- commercial pilots (Part-FCL licence).
- cabin crew (attestation)
- aircraft maintenance engineers (Part 66 licence)
- air traffic controllers
- approved training organisations
- engineering training organisations (Part 147)
- flight training examiners
- private pilots
- UK-registered aircraft: qualified owners
Airline operating licences and certificates
From 29 March 2019, if there is no EU exit deal, holders of airline operating licences and air operator’s certificates (AOC) would need to take action to ensure they can continue to operate in and out of the UK and the EU. Actions required would depend on individual circumstances. Each business and individual should consider the possible actions for:
airlines and AOC holders including possible actions for:
- flight operations permissions, approvals, variations and exemptions (PAVEs)
- market access
- national and UK AOC
- operating, route and air transport licences
- ownership and control requirements of UK and EU airlines
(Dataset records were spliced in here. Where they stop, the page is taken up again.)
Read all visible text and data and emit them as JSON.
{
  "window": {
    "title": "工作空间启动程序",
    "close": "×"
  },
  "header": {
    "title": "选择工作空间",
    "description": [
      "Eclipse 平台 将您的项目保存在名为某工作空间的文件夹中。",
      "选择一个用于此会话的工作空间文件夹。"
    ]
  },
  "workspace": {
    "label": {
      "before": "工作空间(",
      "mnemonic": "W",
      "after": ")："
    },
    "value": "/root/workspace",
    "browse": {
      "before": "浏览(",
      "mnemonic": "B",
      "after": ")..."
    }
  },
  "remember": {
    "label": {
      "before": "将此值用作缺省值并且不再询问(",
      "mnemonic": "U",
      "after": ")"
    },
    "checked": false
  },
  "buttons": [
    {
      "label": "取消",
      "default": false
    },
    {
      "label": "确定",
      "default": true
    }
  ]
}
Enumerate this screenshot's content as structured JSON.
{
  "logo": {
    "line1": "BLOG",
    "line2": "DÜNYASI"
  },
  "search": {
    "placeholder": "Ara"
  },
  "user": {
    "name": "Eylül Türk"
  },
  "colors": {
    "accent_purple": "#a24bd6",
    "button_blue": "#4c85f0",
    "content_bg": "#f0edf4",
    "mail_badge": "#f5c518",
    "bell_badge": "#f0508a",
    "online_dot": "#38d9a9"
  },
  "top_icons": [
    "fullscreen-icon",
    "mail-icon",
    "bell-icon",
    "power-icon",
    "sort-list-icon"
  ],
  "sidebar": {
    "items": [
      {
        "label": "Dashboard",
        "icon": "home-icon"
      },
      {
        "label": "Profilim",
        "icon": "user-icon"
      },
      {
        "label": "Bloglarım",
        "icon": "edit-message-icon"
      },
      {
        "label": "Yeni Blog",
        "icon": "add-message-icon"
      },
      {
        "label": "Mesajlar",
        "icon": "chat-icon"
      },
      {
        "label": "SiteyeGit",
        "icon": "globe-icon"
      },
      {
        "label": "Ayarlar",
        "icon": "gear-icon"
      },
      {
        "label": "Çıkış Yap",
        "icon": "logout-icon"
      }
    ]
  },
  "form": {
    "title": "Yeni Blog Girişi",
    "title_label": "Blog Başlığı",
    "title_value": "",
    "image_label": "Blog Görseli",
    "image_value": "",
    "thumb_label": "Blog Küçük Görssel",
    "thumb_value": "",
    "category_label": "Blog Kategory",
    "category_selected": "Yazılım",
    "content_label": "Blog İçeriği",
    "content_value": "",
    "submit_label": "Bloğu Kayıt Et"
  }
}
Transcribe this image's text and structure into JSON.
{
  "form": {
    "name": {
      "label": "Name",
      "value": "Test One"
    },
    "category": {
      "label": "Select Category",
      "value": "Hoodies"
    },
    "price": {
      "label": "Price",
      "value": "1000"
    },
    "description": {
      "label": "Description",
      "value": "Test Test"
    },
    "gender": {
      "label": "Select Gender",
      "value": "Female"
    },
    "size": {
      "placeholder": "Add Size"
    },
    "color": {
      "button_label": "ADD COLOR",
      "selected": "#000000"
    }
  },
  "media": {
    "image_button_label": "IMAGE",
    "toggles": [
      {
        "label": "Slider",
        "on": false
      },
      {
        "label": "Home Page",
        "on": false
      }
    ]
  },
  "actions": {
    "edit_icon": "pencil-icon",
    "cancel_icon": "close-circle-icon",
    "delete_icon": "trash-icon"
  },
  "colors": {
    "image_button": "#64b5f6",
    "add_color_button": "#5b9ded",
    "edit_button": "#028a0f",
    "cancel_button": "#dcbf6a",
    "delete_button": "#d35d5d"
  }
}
- requirements for consumer information
- security arrangements for cargo and mail carriers and supply chain entities
- security screening arrangements for passengers transferring between flights at EU airports
- third country operators (Part-TCO)
- wet-leasing aircraft
- apply for a foreign carrier permit
- declared entities
From 29 March 2019, if there is no EU exit deal, aerospace design, production and maintenance organisations might need to take action to ensure they continue to hold appropriate safety certificates. Actions required would depend on individual circumstances. Each business and individual should consider the possible actions for:
- aerospace design organisations
- aerospace production organisations
- aerospace maintenance organisations
- continued airworthiness management organisations
The certificates issued to airports by the CAA would remain valid from 29 March 2019. Airports and aerodromes should be largely unaffected by the changes to the safety regulatory regime.
Prepare for possible aviation changes
Consider the possible EU exit actions outlined by the CAA
More about possible aviation changes
- The aerospace sector and preparing for EU Exit
- Aviation security for passengers and cargo if there’s no Brexit deal
- Draft regulation proposed by the European Commission on certain aspects of aviation safety for the withdrawal of the United Kingdom from the European Union
- Draft regulation proposed by the European Commission on ensuring basic air connectivity for the withdrawal of the United Kingdom from the European Union
- European Commission communication on preparing for the withdrawal of the United Kingdom from the European Union
- Flights to and from the UK if there’s no Brexit deal
- Ports and airports - what to expect on day one of a ‘no deal’ scenario
- Importing, exporting and transporting – EU Exit guidance for your business
- Passenger consumer rights when travelling to the EU after Brexit
- Passenger travel to Europe by air, rail or sea after Brexit
- Transport – EU Exit guidance
- UK nationals in the EU: guidance for UK nationals living in the EU
This guidance expands on the aviation safety technical notice published in September 2018.